DATA EXTRACT
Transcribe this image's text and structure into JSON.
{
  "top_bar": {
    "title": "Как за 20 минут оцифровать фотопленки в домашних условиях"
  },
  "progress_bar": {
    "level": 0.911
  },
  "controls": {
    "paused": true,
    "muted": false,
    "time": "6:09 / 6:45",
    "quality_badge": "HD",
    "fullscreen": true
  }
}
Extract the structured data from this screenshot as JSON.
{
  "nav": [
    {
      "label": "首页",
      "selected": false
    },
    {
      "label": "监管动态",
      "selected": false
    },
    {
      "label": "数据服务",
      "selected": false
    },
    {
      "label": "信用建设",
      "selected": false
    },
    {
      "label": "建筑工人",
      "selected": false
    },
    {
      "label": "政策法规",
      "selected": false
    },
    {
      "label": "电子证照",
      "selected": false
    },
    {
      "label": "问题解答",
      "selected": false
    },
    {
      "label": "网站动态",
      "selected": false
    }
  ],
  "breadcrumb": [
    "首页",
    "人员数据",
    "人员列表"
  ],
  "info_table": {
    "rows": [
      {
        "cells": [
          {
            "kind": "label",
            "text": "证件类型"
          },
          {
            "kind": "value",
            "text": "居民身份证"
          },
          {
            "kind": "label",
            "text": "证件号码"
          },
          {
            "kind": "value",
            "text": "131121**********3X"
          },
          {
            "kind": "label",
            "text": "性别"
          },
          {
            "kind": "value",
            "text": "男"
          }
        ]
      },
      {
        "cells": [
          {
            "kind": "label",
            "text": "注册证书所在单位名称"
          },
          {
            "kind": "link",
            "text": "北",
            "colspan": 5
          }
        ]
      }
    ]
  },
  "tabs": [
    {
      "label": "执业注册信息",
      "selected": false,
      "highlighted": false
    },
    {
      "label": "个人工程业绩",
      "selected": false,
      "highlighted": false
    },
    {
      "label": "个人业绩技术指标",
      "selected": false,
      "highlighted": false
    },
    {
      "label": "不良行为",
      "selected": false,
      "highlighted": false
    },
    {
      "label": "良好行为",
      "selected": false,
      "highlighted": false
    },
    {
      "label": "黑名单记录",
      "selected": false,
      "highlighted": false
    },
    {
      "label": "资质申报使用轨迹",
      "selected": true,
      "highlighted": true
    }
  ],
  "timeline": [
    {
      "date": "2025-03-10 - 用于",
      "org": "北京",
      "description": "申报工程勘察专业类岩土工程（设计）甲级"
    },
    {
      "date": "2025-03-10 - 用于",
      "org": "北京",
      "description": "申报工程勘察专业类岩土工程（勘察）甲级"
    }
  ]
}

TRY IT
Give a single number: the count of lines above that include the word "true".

WRITTEN RESPONSE
4